Fix leaks -- don't steal our water, council told
Published 17/08/2010 | 05:00
A NEW group has been formed in an attempt to prevent millions of litres of water being "plundered" from the River Shannon in order to service Dublin's growing population.
The controversial plan by Dublin City Council would see water extracted at a rate of 500 million litres per day from Terryglass at the top of Lough Derg.
According to the Shannon Protection Alliance (SPA), this equates roughly to the amount of water that leaks from Dublin's water delivery system.
The group has urged Dublin City Council to fix water leaks and conserve water instead of "plundering" the Shannon, which supplies 1.5 million people living in its catchment area.
The newly formed Limerick branch of the SPA says it has joined forces with other branches -- Athlone and Dromineer -- in opposing the proposals on ecological, environmental, commercial and social grounds.
Speaking at the Hunt Museum in Limerick yesterday, SPA spokesman P J Walsh outlined the reasons why the council's plan should be opposed.
Mr Walsh said the plan contravened the EU Water Framework Directive because of the lack of consultation and failure to address the many adverse effects of any such plan.
He warned that if it was to proceed, it would spell the end of all planning and development in cities, towns and villages situated on the Shannon,
"Large-scale water abstraction increases the increase of blue-green algae blooms, a known carcinogenic.
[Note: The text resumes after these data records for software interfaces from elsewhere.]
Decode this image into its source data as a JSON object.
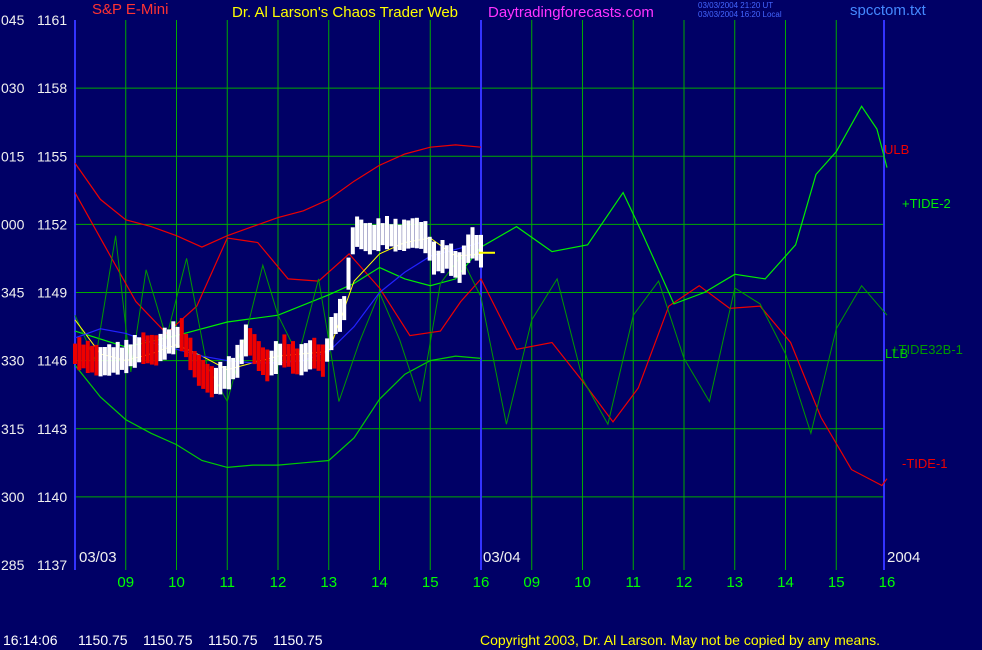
{
  "header": {
    "symbol_label": "S&P E-Mini",
    "title": "Dr. Al Larson's Chaos Trader Web",
    "site": "Daytradingforecasts.com",
    "timestamp_utc": "03/03/2004 21:20 UT",
    "timestamp_local": "03/03/2004 16:20 Local",
    "file": "spcctom.txt"
  },
  "footer": {
    "status_time": "16:14:06",
    "ohlc": [
      "1150.75",
      "1150.75",
      "1150.75",
      "1150.75"
    ],
    "copyright": "Copyright 2003, Dr. Al Larson. May not be copied by any means."
  },
  "colors": {
    "background": "#000066",
    "grid": "#00aa00",
    "axis_labels": "#f0f0f0",
    "time_labels": "#00ff00",
    "divider": "#3333ff",
    "price_bar": "#ffffff",
    "price_bar_down": "#ee0000",
    "ulb": "#ee0000",
    "llb": "#00cc00",
    "tide2": "#00ee00",
    "tide1": "#ee0000",
    "tide32b": "#009900",
    "moving_average_yellow": "#ffff00",
    "moving_average_blue": "#2222ff",
    "site": "#ff33ff",
    "symbol": "#ff3333",
    "title": "#ffff00",
    "file": "#4488ff",
    "copyright": "#ffff00",
    "status": "#ffffff"
  },
  "chart_data": {
    "type": "line",
    "instrument": "S&P E-Mini",
    "y_axis": {
      "ylim": [
        1137,
        1161
      ],
      "prices": [
        "1161",
        "1158",
        "1155",
        "1152",
        "1149",
        "1146",
        "1143",
        "1140",
        "1137"
      ],
      "angles": [
        "045",
        "030",
        "015",
        "000",
        "345",
        "330",
        "315",
        "300",
        "285"
      ]
    },
    "x_axis": {
      "sessions": [
        "03/03",
        "03/04"
      ],
      "year": "2004",
      "hours": [
        "09",
        "10",
        "11",
        "12",
        "13",
        "14",
        "15",
        "16"
      ],
      "range_hours": [
        8,
        16
      ]
    },
    "legend": [
      "ULB",
      "+TIDE-2",
      "+TIDE32B-1",
      "LLB",
      "-TIDE-1"
    ],
    "last_price": 1150.75,
    "series": [
      {
        "name": "price",
        "session": "03/03",
        "x": [
          8.0,
          8.5,
          9.0,
          9.3,
          9.6,
          9.9,
          10.1,
          10.4,
          10.7,
          11.0,
          11.2,
          11.4,
          11.6,
          11.8,
          12.1,
          12.4,
          12.7,
          12.9,
          13.1,
          13.3,
          13.5,
          13.8,
          14.1,
          14.4,
          14.7,
          14.9,
          15.1,
          15.3,
          15.6,
          15.8,
          16.0
        ],
        "y": [
          1146.3,
          1145.9,
          1146.1,
          1146.5,
          1146.4,
          1146.9,
          1147.1,
          1145.6,
          1145.0,
          1145.3,
          1145.9,
          1147.0,
          1146.2,
          1145.7,
          1146.4,
          1145.9,
          1146.3,
          1145.9,
          1147.5,
          1148.2,
          1151.7,
          1151.3,
          1151.6,
          1151.4,
          1151.6,
          1151.4,
          1150.3,
          1150.6,
          1150.0,
          1151.2,
          1150.75
        ]
      },
      {
        "name": "ULB",
        "session": "03/03",
        "x": [
          8.0,
          8.5,
          9.0,
          9.5,
          10.0,
          10.5,
          11.0,
          11.5,
          12.0,
          12.5,
          13.0,
          13.5,
          14.0,
          14.5,
          15.0,
          15.5,
          16.0
        ],
        "y": [
          1154.7,
          1153.1,
          1152.2,
          1151.9,
          1151.5,
          1151.0,
          1151.5,
          1151.9,
          1152.3,
          1152.6,
          1153.1,
          1153.9,
          1154.6,
          1155.1,
          1155.4,
          1155.5,
          1155.4
        ]
      },
      {
        "name": "LLB",
        "session": "03/03",
        "x": [
          8.0,
          8.5,
          9.0,
          9.5,
          10.0,
          10.5,
          11.0,
          11.5,
          12.0,
          12.5,
          13.0,
          13.5,
          14.0,
          14.5,
          15.0,
          15.5,
          16.0
        ],
        "y": [
          1145.8,
          1144.4,
          1143.4,
          1142.8,
          1142.3,
          1141.6,
          1141.3,
          1141.4,
          1141.4,
          1141.5,
          1141.6,
          1142.6,
          1144.3,
          1145.4,
          1146.0,
          1146.2,
          1146.1
        ]
      },
      {
        "name": "-TIDE-1",
        "session": "all",
        "x": [
          8.0,
          8.6,
          9.2,
          9.8,
          10.4,
          11.0,
          11.6,
          12.2,
          12.8,
          13.4,
          14.0,
          14.6,
          15.2,
          15.6,
          16.0,
          16.7,
          17.4,
          18.0,
          18.6,
          19.1,
          19.7,
          20.3,
          20.9,
          21.5,
          22.1,
          22.7,
          23.3,
          23.9,
          24.0
        ],
        "y": [
          1153.4,
          1151.0,
          1148.6,
          1147.2,
          1148.4,
          1151.4,
          1151.2,
          1149.6,
          1149.5,
          1150.7,
          1149.2,
          1147.1,
          1147.3,
          1148.6,
          1149.6,
          1146.5,
          1146.8,
          1145.1,
          1143.3,
          1144.8,
          1148.4,
          1149.3,
          1148.3,
          1148.4,
          1146.8,
          1143.5,
          1141.2,
          1140.5,
          1140.8
        ]
      },
      {
        "name": "+TIDE-2",
        "session": "all",
        "x": [
          8.0,
          9.0,
          10.0,
          11.0,
          12.0,
          13.0,
          13.5,
          14.0,
          14.5,
          15.0,
          15.5,
          16.0,
          16.7,
          17.4,
          18.1,
          18.8,
          19.2,
          19.8,
          20.4,
          21.0,
          21.6,
          22.2,
          22.6,
          23.0,
          23.5,
          23.8,
          24.0
        ],
        "y": [
          1147.3,
          1146.6,
          1147.1,
          1147.7,
          1148.0,
          1148.9,
          1149.4,
          1150.1,
          1149.6,
          1149.3,
          1149.6,
          1151.0,
          1151.9,
          1150.8,
          1151.1,
          1153.4,
          1151.5,
          1148.5,
          1149.0,
          1149.8,
          1149.6,
          1151.1,
          1154.2,
          1155.2,
          1157.2,
          1156.2,
          1154.5
        ]
      },
      {
        "name": "+TIDE32B-1",
        "session": "all",
        "x": [
          8.0,
          8.4,
          8.8,
          9.1,
          9.4,
          9.8,
          10.2,
          10.6,
          11.0,
          11.4,
          11.7,
          12.0,
          12.4,
          12.8,
          13.2,
          13.6,
          14.0,
          14.4,
          14.8,
          15.2,
          15.6,
          16.0,
          16.5,
          17.0,
          17.5,
          18.0,
          18.5,
          19.0,
          19.5,
          20.0,
          20.5,
          21.0,
          21.5,
          22.0,
          22.5,
          23.0,
          23.5,
          24.0
        ],
        "y": [
          1148.0,
          1146.0,
          1151.5,
          1145.5,
          1150.0,
          1147.0,
          1150.5,
          1145.8,
          1144.2,
          1147.5,
          1150.2,
          1148.0,
          1146.2,
          1149.6,
          1144.2,
          1146.8,
          1149.0,
          1146.9,
          1144.2,
          1149.4,
          1150.6,
          1148.8,
          1143.2,
          1147.8,
          1149.6,
          1145.2,
          1143.2,
          1148.0,
          1149.5,
          1146.1,
          1144.2,
          1149.2,
          1148.5,
          1146.3,
          1142.8,
          1147.4,
          1149.3,
          1148.0
        ]
      },
      {
        "name": "moving-average-yellow",
        "session": "03/03",
        "x": [
          8.0,
          8.5,
          9.0,
          9.5,
          10.0,
          10.5,
          11.0,
          11.5,
          12.0,
          12.5,
          13.0,
          13.5,
          14.0,
          14.5,
          15.0,
          15.5,
          16.0
        ],
        "y": [
          1147.8,
          1146.3,
          1146.0,
          1146.3,
          1146.7,
          1146.2,
          1145.6,
          1145.9,
          1146.2,
          1146.3,
          1146.4,
          1149.5,
          1150.7,
          1151.2,
          1151.4,
          1150.6,
          1150.7
        ]
      },
      {
        "name": "moving-average-blue",
        "session": "03/03",
        "x": [
          8.0,
          8.5,
          9.0,
          9.5,
          10.0,
          10.5,
          11.0,
          11.5,
          12.0,
          12.5,
          13.0,
          13.5,
          14.0,
          14.5,
          15.0,
          15.5,
          16.0
        ],
        "y": [
          1147.0,
          1147.4,
          1147.2,
          1146.8,
          1146.5,
          1146.2,
          1146.0,
          1145.9,
          1145.9,
          1146.0,
          1146.4,
          1147.5,
          1149.0,
          1149.9,
          1150.6,
          1150.9,
          1151.2
        ]
      }
    ]
  }
}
Do we need to increase the risk of cancer incidence in the Shannon basin," he asked.
"Immediate drops in water levels throughout the Shannon catchment area will bring about the irreversible demise of tourism, leisure activities, angling, agriculture, hotel and accommodation interests and the destruction of the Shannon's fragile ecology will be damaged to such an extent it will never recover even if the water abstraction were to be discontinued.
"Dublin City Council has refused to concede a shutdown of the pipeline if the damage to our Shannon becomes apparent. Can you cut off the water supply to more than one million people," he asked.
Outlining the threats specific to the Limerick area, SPA branch spokesman Gerry Siney said the council had "completely ignored" the interests of people in the local region.
He also said the local authority could solve its water supply needs without recourse to Shannon waters and claimed insufficient consideration had been given to conservation, groundwater abstraction, desalination, water-metering, rainwater harvesting, and use of grey water (recycled wastewater generated from domestic activities such as laundry and dishwashing).
"In assessing the potential for negative effects at various points along the course of the river, Dublin City Council has completely ignored the people and interests of the Limerick area. They have effectively said that Limerick doesn't matter."
According to Mr Siney the Limerick branch of the SPA will now engage in an active campaign of awareness.